In fact, in an experiment with bilingual English/German speakers as the subjects, those subjects did not notice when the language of one of the two conflicting messages they were listening to suddenly changed to German! In another experiment, most subjects did not notice when the message they weren’t focusing on was suddenly reversed, and those who did notice said it sounded “a little quirky.” So changes in dialect, accent, language, etc., do not appear to be the most noticeable to our brains when listening to a voice.
How Does the Cocktail Party Effect Work?
From these studies, we know that, in general, the most important thing for humans (or smart devices) listening to a particular speaker at a loud cocktail party is the listener’s ability to predict the words they didn’t hear, followed by the general sound of their speaker’s voice.
Further research went on to find that the human brain uses many factors to listen to a speaker, including:

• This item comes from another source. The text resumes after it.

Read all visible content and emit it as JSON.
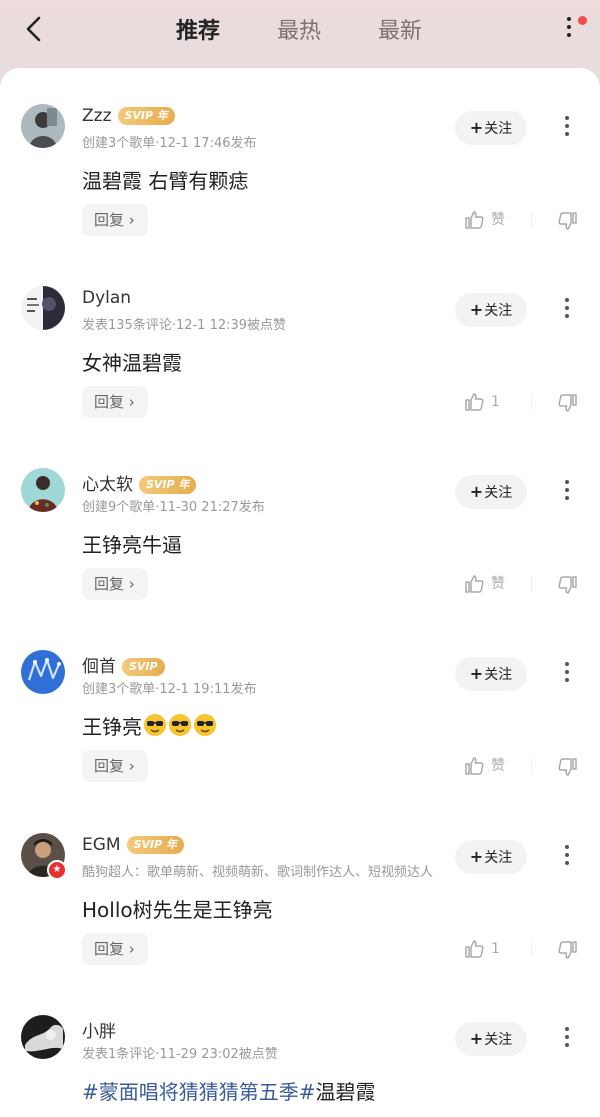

- Spatial Continuity. Although speakers failed to tell two messages apart in the directional voice experiment I spoke about earlier (the one with one message in the left ear and another message in the right ear), future studies found that this is overcome when in an environment crowded with more than just two conflicting messages. Humans can focus on a message better when the speaker is staying in the same place in space relative to that listener.
- Loudness. Studies found that someone speaking louder than the surrounding noise is easier to pick out of the crowd and listen to.
- Continuity. When someone is speaking, their sentence remains continuous. Things like their frequency, intensity, and spatial origin remain constant while talking. Your brain is good at focusing on those constants to make sure you keep listening to the same person while ignoring the background noise.
- Visual Channel Effects. Our brains automatically connect sounds to speakers. Imagine watching a movie in a theatre. The speakers emanating the sound may be behind you, but your eyes see the person speaking before you on the screen. Your brain automatically decides to assume the person you see on the screen in front of you is the one talking, so you ‘hear’ the sound coming from the mouth of the person on screen - even when your ears are receiving the sound from behind your head.
These reasons and many others have been found to all combine in our brains so that we can focus on the person speaking - and thus overcome distracting noise in the background that we are also hearing. This amazing skill of various techniques going on in our brains is the essence of how we overcome the cocktail party problem.
Written by: Nick Pellegrino
"A Review of The Cocktail Party Effect Barry Arons ... - MIT Media Lab." https://www.media.mit.edu/speech/old/papers/1992/arons_AVIOSJ92_cocktail_party_effect.pdf. Accessed 16 May. 2019.